Your task =>
Once every line below with "chevron" has been counted, state the total and nothing else.

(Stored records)
- Opening Delimiter -
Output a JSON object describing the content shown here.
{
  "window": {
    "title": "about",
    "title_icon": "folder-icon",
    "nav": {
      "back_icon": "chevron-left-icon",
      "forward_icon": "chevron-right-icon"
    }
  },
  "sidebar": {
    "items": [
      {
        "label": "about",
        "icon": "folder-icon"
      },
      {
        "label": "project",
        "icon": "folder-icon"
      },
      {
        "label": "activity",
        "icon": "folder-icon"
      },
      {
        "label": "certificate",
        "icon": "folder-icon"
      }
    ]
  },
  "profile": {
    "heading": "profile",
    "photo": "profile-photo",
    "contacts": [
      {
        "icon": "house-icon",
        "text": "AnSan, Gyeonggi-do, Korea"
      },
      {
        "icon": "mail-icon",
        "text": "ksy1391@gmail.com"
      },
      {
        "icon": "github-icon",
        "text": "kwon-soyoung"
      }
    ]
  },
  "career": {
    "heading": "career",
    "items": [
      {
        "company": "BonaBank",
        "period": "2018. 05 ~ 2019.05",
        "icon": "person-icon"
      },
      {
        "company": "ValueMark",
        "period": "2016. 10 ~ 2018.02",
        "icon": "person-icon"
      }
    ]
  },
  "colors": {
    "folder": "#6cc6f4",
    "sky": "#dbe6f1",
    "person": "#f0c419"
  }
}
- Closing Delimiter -
Answer to the problem =>
2